* _Input records_
[Start of Attachment]

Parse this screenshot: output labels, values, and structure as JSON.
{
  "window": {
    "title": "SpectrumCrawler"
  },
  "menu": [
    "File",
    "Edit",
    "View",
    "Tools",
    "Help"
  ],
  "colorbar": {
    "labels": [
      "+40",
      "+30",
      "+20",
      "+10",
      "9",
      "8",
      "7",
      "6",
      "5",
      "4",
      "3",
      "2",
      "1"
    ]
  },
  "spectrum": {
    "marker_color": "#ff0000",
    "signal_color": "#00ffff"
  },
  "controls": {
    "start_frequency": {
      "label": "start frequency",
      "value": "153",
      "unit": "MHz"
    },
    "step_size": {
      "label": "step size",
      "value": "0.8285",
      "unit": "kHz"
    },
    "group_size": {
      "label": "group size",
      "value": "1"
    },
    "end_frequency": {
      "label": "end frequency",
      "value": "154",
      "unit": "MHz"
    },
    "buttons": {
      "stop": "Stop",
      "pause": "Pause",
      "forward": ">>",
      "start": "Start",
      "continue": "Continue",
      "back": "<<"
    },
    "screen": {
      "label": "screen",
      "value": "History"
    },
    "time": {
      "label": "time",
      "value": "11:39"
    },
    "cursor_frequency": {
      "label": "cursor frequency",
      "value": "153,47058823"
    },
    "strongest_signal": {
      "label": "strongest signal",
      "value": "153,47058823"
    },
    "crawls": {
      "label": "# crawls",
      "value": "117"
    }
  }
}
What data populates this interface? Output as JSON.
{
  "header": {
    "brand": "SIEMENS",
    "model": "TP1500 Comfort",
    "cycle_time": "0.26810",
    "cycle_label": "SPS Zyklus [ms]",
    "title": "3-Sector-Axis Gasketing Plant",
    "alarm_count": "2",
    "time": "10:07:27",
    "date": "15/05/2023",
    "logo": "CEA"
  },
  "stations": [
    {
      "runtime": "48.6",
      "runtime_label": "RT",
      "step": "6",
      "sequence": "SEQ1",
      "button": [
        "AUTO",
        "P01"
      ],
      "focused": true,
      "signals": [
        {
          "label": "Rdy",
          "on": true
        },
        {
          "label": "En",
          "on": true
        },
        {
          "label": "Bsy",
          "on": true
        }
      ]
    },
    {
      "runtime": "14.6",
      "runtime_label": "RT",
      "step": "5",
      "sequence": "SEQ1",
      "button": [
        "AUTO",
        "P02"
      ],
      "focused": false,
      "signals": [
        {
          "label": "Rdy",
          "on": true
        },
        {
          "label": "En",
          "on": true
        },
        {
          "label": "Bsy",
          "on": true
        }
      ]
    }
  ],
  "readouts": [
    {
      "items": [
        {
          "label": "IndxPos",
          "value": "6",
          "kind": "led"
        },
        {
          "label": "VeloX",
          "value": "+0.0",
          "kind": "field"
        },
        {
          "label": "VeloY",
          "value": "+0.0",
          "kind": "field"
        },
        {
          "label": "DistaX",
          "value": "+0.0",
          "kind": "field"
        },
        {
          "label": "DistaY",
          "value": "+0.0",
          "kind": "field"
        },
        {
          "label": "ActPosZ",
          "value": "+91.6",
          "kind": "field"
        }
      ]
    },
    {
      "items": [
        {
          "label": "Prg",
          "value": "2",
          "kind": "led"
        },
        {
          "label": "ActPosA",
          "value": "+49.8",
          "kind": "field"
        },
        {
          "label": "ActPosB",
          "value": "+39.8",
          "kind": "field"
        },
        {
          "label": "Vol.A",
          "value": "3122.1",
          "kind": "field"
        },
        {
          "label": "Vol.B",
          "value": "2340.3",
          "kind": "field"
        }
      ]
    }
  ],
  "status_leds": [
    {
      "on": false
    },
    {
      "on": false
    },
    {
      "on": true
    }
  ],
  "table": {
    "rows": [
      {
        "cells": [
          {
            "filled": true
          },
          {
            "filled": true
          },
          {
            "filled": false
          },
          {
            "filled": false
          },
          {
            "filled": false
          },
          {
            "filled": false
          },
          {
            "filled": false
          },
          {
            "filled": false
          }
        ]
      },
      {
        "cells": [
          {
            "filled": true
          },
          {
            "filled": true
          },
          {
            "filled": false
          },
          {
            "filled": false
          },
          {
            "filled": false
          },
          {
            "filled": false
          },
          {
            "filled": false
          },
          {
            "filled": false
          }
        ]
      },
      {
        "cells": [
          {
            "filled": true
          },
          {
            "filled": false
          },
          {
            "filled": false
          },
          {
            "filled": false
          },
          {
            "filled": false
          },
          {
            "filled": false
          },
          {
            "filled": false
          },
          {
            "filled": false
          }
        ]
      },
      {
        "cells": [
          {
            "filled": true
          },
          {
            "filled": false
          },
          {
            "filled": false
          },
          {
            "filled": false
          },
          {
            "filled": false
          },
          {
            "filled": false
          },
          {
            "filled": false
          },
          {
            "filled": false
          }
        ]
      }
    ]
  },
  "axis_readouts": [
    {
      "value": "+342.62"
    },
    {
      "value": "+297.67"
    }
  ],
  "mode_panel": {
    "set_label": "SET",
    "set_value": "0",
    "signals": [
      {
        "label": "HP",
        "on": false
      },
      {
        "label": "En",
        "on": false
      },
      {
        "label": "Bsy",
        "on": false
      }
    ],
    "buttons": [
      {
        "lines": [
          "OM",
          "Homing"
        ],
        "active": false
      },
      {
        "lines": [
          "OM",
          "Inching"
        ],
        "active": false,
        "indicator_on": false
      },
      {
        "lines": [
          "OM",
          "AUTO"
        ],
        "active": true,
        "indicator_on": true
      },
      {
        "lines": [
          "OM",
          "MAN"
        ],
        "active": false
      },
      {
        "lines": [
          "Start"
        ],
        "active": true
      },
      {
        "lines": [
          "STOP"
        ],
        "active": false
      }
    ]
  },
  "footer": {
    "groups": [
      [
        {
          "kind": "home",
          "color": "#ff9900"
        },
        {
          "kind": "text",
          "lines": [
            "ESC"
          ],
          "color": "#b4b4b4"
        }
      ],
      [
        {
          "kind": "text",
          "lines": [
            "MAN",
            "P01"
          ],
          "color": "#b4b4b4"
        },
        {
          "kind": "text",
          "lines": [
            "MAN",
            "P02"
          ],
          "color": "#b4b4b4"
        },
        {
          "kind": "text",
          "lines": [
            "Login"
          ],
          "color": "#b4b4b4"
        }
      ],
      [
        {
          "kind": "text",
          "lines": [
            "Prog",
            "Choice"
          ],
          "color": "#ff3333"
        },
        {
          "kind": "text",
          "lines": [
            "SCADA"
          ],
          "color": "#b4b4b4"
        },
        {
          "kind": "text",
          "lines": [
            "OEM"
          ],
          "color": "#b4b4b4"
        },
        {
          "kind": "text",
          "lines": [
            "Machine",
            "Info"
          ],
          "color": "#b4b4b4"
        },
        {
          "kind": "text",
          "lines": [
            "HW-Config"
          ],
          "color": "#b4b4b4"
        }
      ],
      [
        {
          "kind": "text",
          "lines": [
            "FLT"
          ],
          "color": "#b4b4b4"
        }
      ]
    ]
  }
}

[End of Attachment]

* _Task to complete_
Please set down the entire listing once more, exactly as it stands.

* _Result for this exercise_
Parse this screenshot: output labels, values, and structure as JSON.
{
  "window": {
    "title": "SpectrumCrawler"
  },
  "menu": [
    "File",
    "Edit",
    "View",
    "Tools",
    "Help"
  ],
  "colorbar": {
    "labels": [
      "+40",
      "+30",
      "+20",
      "+10",
      "9",
      "8",
      "7",
      "6",
      "5",
      "4",
      "3",
      "2",
      "1"
    ]
  },
  "spectrum": {
    "marker_color": "#ff0000",
    "signal_color": "#00ffff"
  },
  "controls": {
    "start_frequency": {
      "label": "start frequency",
      "value": "153",
      "unit": "MHz"
    },
    "step_size": {
      "label": "step size",
      "value": "0.8285",
      "unit": "kHz"
    },
    "group_size": {
      "label": "group size",
      "value": "1"
    },
    "end_frequency": {
      "label": "end frequency",
      "value": "154",
      "unit": "MHz"
    },
    "buttons": {
      "stop": "Stop",
      "pause": "Pause",
      "forward": ">>",
      "start": "Start",
      "continue": "Continue",
      "back": "<<"
    },
    "screen": {
      "label": "screen",
      "value": "History"
    },
    "time": {
      "label": "time",
      "value": "11:39"
    },
    "cursor_frequency": {
      "label": "cursor frequency",
      "value": "153,47058823"
    },
    "strongest_signal": {
      "label": "strongest signal",
      "value": "153,47058823"
    },
    "crawls": {
      "label": "# crawls",
      "value": "117"
    }
  }
}
What data populates this interface? Output as JSON.
{
  "header": {
    "brand": "SIEMENS",
    "model": "TP1500 Comfort",
    "cycle_time": "0.26810",
    "cycle_label": "SPS Zyklus [ms]",
    "title": "3-Sector-Axis Gasketing Plant",
    "alarm_count": "2",
    "time": "10:07:27",
    "date": "15/05/2023",
    "logo": "CEA"
  },
  "stations": [
    {
      "runtime": "48.6",
      "runtime_label": "RT",
      "step": "6",
      "sequence": "SEQ1",
      "button": [
        "AUTO",
        "P01"
      ],
      "focused": true,
      "signals": [
        {
          "label": "Rdy",
          "on": true
        },
        {
          "label": "En",
          "on": true
        },
        {
          "label": "Bsy",
          "on": true
        }
      ]
    },
    {
      "runtime": "14.6",
      "runtime_label": "RT",
      "step": "5",
      "sequence": "SEQ1",
      "button": [
        "AUTO",
        "P02"
      ],
      "focused": false,
      "signals": [
        {
          "label": "Rdy",
          "on": true
        },
        {
          "label": "En",
          "on": true
        },
        {
          "label": "Bsy",
          "on": true
        }
      ]
    }
  ],
  "readouts": [
    {
      "items": [
        {
          "label": "IndxPos",
          "value": "6",
          "kind": "led"
        },
        {
          "label": "VeloX",
          "value": "+0.0",
          "kind": "field"
        },
        {
          "label": "VeloY",
          "value": "+0.0",
          "kind": "field"
        },
        {
          "label": "DistaX",
          "value": "+0.0",
          "kind": "field"
        },
        {
          "label": "DistaY",
          "value": "+0.0",
          "kind": "field"
        },
        {
          "label": "ActPosZ",
          "value": "+91.6",
          "kind": "field"
        }
      ]
    },
    {
      "items": [
        {
          "label": "Prg",
          "value": "2",
          "kind": "led"
        },
        {
          "label": "ActPosA",
          "value": "+49.8",
          "kind": "field"
        },
        {
          "label": "ActPosB",
          "value": "+39.8",
          "kind": "field"
        },
        {
          "label": "Vol.A",
          "value": "3122.1",
          "kind": "field"
        },
        {
          "label": "Vol.B",
          "value": "2340.3",
          "kind": "field"
        }
      ]
    }
  ],
  "status_leds": [
    {
      "on": false
    },
    {
      "on": false
    },
    {
      "on": true
    }
  ],
  "table": {
    "rows": [
      {
        "cells": [
          {
            "filled": true
          },
          {
            "filled": true
          },
          {
            "filled": false
          },
          {
            "filled": false
          },
          {
            "filled": false
          },
          {
            "filled": false
          },
          {
            "filled": false
          },
          {
            "filled": false
          }
        ]
      },
      {
        "cells": [
          {
            "filled": true
          },
          {
            "filled": true
          },
          {
            "filled": false
          },
          {
            "filled": false
          },
          {
            "filled": false
          },
          {
            "filled": false
          },
          {
            "filled": false
          },
          {
            "filled": false
          }
        ]
      },
      {
        "cells": [
          {
            "filled": true
          },
          {
            "filled": false
          },
          {
            "filled": false
          },
          {
            "filled": false
          },
          {
            "filled": false
          },
          {
            "filled": false
          },
          {
            "filled": false
          },
          {
            "filled": false
          }
        ]
      },
      {
        "cells": [
          {
            "filled": true
          },
          {
            "filled": false
          },
          {
            "filled": false
          },
          {
            "filled": false
          },
          {
            "filled": false
          },
          {
            "filled": false
          },
          {
            "filled": false
          },
          {
            "filled": false
          }
        ]
      }
    ]
  },
  "axis_readouts": [
    {
      "value": "+342.62"
    },
    {
      "value": "+297.67"
    }
  ],
  "mode_panel": {
    "set_label": "SET",
    "set_value": "0",
    "signals": [
      {
        "label": "HP",
        "on": false
      },
      {
        "label": "En",
        "on": false
      },
      {
        "label": "Bsy",
        "on": false
      }
    ],
    "buttons": [
      {
        "lines": [
          "OM",
          "Homing"
        ],
        "active": false
      },
      {
        "lines": [
          "OM",
          "Inching"
        ],
        "active": false,
        "indicator_on": false
      },
      {
        "lines": [
          "OM",
          "AUTO"
        ],
        "active": true,
        "indicator_on": true
      },
      {
        "lines": [
          "OM",
          "MAN"
        ],
        "active": false
      },
      {
        "lines": [
          "Start"
        ],
        "active": true
      },
      {
        "lines": [
          "STOP"
        ],
        "active": false
      }
    ]
  },
  "footer": {
    "groups": [
      [
        {
          "kind": "home",
          "color": "#ff9900"
        },
        {
          "kind": "text",
          "lines": [
            "ESC"
          ],
          "color": "#b4b4b4"
        }
      ],
      [
        {
          "kind": "text",
          "lines": [
            "MAN",
            "P01"
          ],
          "color": "#b4b4b4"
        },
        {
          "kind": "text",
          "lines": [
            "MAN",
            "P02"
          ],
          "color": "#b4b4b4"
        },
        {
          "kind": "text",
          "lines": [
            "Login"
          ],
          "color": "#b4b4b4"
        }
      ],
      [
        {
          "kind": "text",
          "lines": [
            "Prog",
            "Choice"
          ],
          "color": "#ff3333"
        },
        {
          "kind": "text",
          "lines": [
            "SCADA"
          ],
          "color": "#b4b4b4"
        },
        {
          "kind": "text",
          "lines": [
            "OEM"
          ],
          "color": "#b4b4b4"
        },
        {
          "kind": "text",
          "lines": [
            "Machine",
            "Info"
          ],
          "color": "#b4b4b4"
        },
        {
          "kind": "text",
          "lines": [
            "HW-Config"
          ],
          "color": "#b4b4b4"
        }
      ],
      [
        {
          "kind": "text",
          "lines": [
            "FLT"
          ],
          "color": "#b4b4b4"
        }
      ]
    ]
  }
}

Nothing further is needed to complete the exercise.